▶ _Your objective_
What lines of the data below hold "JSON"? Show them.

== Segment start ==

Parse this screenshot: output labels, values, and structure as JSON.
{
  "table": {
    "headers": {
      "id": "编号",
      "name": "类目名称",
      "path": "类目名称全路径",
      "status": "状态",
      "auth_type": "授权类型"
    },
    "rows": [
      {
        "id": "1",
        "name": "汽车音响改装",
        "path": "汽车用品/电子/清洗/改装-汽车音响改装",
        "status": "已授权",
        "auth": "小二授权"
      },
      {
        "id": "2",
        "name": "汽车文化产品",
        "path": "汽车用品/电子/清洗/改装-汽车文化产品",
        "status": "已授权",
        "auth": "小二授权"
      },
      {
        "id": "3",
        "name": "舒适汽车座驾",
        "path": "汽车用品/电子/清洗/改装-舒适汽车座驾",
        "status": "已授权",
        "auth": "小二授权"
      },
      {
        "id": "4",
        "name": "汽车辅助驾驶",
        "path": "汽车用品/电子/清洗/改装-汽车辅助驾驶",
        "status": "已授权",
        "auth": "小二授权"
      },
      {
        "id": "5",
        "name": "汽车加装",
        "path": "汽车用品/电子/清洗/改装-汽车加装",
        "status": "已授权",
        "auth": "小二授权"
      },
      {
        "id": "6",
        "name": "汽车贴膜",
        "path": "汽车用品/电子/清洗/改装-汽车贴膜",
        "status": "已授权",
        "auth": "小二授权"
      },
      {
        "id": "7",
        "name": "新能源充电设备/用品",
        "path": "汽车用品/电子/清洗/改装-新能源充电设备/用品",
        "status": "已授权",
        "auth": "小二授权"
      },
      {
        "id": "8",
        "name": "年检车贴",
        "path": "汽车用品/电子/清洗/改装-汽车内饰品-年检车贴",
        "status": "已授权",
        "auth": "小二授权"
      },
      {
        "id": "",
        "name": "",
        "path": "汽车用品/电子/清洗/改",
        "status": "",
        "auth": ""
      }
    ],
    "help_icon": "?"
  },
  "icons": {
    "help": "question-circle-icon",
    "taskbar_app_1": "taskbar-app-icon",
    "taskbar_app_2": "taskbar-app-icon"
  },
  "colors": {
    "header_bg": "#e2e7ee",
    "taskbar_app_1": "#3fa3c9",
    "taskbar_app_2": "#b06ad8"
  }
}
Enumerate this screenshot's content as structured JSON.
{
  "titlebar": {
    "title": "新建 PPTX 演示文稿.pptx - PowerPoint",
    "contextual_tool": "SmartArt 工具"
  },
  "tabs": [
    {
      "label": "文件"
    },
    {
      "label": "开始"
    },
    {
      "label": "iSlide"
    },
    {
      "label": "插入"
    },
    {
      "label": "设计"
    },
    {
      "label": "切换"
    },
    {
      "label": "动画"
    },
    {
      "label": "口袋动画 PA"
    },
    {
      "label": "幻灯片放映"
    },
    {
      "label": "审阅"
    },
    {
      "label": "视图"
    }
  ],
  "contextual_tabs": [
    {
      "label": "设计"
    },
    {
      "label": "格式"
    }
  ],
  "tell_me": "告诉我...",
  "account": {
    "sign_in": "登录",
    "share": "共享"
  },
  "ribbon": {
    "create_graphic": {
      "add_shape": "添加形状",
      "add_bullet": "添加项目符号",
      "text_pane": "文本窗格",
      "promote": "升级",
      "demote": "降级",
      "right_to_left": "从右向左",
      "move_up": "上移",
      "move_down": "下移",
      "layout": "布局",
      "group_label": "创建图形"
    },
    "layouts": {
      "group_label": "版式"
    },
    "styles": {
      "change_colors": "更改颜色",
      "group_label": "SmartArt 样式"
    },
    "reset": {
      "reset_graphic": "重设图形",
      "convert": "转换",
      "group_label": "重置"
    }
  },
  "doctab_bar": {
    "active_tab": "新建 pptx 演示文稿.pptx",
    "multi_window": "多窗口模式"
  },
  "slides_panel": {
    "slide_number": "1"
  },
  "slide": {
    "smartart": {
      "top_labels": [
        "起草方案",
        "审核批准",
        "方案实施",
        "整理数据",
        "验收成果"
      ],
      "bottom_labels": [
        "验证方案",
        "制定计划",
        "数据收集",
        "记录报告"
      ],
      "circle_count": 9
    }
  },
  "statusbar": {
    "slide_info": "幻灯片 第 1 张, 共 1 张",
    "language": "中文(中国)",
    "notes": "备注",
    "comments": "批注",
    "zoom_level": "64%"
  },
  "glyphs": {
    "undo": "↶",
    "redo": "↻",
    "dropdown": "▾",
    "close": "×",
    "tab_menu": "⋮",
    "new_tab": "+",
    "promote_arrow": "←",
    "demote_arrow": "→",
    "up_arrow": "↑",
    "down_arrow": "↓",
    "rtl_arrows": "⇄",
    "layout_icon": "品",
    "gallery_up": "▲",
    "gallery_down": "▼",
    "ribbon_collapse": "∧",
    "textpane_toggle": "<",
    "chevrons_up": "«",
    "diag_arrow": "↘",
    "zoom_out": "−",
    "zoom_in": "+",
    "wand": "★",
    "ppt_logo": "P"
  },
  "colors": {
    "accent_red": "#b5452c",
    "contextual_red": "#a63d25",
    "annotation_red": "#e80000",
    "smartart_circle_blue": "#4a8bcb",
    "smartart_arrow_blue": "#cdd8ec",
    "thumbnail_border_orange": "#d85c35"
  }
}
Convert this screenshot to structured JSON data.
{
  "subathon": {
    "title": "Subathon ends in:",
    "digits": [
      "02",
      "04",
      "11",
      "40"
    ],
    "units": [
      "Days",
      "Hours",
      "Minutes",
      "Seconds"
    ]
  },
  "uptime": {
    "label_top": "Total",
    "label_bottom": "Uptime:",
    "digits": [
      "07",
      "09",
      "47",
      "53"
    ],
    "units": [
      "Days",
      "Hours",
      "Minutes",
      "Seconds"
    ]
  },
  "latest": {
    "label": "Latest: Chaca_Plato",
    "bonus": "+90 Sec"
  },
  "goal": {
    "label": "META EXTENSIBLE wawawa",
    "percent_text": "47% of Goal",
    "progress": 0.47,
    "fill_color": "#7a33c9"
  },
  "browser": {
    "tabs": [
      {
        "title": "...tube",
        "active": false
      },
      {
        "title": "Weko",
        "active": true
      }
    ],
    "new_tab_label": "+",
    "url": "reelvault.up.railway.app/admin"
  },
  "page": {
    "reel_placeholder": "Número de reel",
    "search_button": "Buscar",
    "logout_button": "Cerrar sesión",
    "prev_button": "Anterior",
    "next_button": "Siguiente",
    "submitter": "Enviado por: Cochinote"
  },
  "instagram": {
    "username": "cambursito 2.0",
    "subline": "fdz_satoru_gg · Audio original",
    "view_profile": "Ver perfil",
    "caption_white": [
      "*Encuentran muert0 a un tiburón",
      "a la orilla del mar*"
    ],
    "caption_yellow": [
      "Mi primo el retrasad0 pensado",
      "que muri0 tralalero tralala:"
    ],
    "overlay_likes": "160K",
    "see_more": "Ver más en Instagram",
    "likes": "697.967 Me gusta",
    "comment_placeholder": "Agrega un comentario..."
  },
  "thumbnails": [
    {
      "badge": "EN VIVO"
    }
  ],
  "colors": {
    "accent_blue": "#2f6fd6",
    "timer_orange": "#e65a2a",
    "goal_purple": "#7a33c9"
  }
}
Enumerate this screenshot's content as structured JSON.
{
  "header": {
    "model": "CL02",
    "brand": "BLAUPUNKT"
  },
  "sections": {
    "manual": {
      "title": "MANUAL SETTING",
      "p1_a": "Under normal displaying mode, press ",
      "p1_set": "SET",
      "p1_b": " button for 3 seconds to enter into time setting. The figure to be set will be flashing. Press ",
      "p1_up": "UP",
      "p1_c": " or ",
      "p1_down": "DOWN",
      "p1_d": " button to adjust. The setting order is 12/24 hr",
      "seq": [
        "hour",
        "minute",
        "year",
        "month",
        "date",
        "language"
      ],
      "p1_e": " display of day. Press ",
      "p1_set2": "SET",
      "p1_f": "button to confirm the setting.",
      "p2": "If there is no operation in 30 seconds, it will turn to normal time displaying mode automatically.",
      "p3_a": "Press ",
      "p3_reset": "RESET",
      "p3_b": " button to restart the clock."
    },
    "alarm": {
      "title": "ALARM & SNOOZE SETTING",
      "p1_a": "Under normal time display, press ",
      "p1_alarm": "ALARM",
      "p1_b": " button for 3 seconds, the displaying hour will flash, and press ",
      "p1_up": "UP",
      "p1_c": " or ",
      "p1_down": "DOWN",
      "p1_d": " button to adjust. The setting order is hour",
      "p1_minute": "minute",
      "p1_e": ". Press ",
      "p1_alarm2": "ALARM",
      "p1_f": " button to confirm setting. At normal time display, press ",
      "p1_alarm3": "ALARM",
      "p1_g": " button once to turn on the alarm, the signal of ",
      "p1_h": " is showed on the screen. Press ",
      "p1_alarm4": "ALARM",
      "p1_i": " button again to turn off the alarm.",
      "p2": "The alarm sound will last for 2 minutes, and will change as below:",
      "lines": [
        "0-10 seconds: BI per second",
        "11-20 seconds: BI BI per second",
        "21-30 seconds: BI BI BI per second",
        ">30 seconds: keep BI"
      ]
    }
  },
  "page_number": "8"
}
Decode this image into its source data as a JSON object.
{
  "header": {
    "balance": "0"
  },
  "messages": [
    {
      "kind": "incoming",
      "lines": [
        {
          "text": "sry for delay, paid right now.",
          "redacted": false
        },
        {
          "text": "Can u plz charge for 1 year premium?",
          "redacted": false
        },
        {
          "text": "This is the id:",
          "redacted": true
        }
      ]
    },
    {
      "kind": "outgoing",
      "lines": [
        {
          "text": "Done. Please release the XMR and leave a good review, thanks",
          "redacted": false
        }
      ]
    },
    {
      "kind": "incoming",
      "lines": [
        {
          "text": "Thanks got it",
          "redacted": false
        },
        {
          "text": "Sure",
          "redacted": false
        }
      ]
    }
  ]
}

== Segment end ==

▶ _Exercise output_
Parse this screenshot: output labels, values, and structure as JSON.
Enumerate this screenshot's content as structured JSON.
Convert this screenshot to structured JSON data.
Enumerate this screenshot's content as structured JSON.
Decode this image into its source data as a JSON object.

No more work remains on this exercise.